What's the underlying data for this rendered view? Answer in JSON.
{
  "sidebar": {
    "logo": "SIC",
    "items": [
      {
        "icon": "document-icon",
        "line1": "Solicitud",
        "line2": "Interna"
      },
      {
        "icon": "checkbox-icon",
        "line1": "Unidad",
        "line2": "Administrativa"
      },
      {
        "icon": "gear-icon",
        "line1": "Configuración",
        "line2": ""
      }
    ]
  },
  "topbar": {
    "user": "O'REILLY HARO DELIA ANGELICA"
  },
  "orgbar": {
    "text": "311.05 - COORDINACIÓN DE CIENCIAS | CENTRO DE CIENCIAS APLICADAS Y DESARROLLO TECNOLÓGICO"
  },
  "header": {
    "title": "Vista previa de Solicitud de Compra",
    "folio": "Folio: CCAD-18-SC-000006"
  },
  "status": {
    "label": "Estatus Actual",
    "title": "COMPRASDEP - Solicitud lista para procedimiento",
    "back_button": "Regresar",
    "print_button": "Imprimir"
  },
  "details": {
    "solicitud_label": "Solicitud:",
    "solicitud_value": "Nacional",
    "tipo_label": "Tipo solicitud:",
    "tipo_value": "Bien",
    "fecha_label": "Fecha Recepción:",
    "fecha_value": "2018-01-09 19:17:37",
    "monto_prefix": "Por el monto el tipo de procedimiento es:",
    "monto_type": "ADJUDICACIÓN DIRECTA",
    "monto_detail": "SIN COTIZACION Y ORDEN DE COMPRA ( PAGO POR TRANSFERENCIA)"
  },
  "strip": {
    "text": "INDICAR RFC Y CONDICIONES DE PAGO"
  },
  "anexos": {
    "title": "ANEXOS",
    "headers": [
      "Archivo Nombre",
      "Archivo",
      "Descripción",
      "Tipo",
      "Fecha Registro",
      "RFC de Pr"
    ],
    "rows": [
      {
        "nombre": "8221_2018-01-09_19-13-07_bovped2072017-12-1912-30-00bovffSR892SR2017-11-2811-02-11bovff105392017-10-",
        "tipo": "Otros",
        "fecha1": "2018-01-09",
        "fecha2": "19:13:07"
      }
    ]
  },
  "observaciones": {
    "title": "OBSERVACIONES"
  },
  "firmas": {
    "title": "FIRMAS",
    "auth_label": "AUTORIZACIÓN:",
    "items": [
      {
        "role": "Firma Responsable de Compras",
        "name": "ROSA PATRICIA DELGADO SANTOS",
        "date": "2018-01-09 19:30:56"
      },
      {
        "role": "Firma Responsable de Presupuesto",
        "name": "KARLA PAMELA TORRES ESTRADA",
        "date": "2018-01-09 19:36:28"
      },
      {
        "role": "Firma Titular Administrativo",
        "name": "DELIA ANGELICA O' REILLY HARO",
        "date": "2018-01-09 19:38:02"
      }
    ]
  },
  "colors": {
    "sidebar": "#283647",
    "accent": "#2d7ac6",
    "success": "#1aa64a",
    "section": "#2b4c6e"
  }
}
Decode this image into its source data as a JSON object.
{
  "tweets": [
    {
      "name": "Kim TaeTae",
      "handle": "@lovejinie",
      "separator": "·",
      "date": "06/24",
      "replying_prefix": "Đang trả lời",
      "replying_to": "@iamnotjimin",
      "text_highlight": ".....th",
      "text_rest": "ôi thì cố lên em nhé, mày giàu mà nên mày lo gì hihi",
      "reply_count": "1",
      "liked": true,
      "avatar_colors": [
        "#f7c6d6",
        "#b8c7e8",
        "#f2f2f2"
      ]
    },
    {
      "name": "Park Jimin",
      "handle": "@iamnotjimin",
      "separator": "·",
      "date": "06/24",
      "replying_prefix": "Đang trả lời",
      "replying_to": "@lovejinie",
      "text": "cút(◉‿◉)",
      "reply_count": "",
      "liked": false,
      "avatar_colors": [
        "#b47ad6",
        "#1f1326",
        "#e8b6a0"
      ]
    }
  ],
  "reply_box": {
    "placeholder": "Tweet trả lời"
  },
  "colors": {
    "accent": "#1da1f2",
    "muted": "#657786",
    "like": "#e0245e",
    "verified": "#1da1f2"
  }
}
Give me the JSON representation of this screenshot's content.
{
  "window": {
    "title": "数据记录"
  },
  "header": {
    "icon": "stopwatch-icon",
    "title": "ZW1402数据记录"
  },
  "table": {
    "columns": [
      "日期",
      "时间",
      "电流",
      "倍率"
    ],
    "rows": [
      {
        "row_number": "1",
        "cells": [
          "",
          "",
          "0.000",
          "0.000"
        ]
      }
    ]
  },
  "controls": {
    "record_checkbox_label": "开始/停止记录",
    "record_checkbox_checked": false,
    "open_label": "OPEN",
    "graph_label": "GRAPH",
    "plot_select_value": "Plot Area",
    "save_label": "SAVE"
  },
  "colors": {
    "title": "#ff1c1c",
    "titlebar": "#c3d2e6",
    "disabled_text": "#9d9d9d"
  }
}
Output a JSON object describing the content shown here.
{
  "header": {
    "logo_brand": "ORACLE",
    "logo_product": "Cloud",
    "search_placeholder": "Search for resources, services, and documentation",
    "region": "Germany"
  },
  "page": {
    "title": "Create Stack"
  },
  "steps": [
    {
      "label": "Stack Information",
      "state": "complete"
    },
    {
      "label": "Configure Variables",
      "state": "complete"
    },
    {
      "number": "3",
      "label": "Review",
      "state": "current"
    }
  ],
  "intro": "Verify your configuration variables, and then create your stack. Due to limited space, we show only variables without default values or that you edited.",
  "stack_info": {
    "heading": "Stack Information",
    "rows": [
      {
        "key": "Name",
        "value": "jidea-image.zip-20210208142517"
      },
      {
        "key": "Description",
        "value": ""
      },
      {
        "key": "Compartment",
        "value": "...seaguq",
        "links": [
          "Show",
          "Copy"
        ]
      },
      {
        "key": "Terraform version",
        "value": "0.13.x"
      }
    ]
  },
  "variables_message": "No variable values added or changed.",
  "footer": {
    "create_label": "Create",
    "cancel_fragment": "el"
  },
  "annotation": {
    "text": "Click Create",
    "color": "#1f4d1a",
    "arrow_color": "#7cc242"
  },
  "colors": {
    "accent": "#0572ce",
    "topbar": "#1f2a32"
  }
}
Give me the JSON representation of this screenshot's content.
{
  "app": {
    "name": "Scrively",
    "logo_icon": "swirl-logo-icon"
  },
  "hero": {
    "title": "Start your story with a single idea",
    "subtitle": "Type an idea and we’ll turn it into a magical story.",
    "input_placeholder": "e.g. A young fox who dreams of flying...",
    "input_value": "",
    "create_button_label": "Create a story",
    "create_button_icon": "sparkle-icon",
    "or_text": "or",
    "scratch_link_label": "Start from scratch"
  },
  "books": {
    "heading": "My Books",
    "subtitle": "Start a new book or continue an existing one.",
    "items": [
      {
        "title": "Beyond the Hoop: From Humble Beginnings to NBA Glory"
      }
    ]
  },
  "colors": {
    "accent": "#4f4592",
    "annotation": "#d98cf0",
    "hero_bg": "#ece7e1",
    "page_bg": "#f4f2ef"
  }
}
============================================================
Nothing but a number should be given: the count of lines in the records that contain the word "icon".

OUTPUT FOR THIS EXERCISE:
6